Psalms 84 is the inspiration for one of the songs that we sing sometimes in church, and I think that it speaks to the greatness of God. Specifically, it shows how being with God is better than being without God.
Psa 84:10 For a day in thy courts is better than a thousand. I had rather be a doorkeeper in the house of my God, than to dwell in the tents of wickedness.
Think about it. If you are doorkeeper, you are a servant. You are the lowest on the social hierarchy. You are not in a position of praise, and half the time, most of the people there won’t even realize your presence. They just expect you to open up the door.
Now, what if you dwell in the tent? In this time period, it doesn’t seem like we had groups of people moving in together to share rent or whatever. If you lived in the tent of people, you were their family. You had a tight relationship with these people, and you might have been one of the prominent members of that group.
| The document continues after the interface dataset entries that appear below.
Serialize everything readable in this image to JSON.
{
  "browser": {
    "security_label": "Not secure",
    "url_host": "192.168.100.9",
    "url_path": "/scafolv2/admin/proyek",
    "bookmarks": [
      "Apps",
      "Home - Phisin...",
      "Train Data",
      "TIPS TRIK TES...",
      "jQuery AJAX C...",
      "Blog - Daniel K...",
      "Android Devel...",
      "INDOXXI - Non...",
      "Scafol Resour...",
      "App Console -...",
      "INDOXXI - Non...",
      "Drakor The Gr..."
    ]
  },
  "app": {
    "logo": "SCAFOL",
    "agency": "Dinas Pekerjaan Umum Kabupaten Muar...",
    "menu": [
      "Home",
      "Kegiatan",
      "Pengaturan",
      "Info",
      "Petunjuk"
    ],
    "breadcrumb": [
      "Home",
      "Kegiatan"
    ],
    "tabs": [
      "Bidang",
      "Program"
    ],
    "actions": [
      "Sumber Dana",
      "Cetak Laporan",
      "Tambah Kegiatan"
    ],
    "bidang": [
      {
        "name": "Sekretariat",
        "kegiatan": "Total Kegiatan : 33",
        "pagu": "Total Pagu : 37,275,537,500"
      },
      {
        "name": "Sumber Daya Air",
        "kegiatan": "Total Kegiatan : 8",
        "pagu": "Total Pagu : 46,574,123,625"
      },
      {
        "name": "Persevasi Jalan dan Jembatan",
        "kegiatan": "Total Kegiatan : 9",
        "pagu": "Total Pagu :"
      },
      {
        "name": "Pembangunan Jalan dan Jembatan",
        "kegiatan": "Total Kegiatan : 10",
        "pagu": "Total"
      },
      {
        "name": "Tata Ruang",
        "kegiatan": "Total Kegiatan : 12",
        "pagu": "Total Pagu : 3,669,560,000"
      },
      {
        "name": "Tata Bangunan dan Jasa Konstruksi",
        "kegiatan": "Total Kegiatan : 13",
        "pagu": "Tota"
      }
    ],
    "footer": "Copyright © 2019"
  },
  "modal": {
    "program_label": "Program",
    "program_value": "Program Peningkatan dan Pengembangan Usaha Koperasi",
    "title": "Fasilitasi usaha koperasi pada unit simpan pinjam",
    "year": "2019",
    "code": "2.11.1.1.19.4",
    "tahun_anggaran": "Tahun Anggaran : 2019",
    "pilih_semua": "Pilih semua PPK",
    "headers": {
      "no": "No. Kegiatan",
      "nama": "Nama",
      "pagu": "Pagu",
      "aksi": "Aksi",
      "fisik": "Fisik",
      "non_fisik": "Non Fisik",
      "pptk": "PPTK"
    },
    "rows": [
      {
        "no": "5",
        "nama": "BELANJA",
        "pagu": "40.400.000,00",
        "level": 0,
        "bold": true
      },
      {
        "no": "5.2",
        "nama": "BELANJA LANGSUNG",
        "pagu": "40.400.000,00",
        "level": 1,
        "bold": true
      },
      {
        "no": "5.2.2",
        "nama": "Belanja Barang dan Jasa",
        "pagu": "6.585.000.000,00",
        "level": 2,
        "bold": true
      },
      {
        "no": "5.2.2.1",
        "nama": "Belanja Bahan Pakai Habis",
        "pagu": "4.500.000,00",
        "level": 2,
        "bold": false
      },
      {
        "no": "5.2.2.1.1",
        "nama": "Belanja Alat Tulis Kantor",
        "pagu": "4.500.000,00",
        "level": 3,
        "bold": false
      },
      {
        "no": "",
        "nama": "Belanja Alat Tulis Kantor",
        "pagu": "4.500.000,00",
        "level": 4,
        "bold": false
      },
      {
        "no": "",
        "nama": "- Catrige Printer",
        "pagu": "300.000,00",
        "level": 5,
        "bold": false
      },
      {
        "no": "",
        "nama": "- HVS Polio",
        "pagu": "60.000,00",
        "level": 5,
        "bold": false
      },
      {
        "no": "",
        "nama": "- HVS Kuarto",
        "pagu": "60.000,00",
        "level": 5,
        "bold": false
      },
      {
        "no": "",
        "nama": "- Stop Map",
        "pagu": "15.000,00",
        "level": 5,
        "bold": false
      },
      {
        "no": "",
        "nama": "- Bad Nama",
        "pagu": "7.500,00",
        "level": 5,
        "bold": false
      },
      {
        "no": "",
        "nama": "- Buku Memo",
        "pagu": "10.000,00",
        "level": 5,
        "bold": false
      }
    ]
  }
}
You had acceptance and attention.
This comparison might be surprising then based on the descriptions that I just provided, and it certainly would have been powerful to people at this time. They would have understood the major difference between living in the house and being a servant in the house. If you generally had to choose, you would choose to be a member of the household.
However, this Psalm is throwing that out the window. We are reading that it would be better to be a servant of God and hypothetically be the lowest person in His house began to be the absolute highest member in the tents of the wicked.
That certainly implies that there is something great about simply being in the house of the Lord. There is something intrinsically valuable about being in the place where God is. It overcomes all of these external questions about what role you play. You could be sitting at the table, you could be cleaning up the table, but simply being with God is what we are supposed to understand from this Psalm. God is valuable, and this particular verse provides another affirmation of that concept.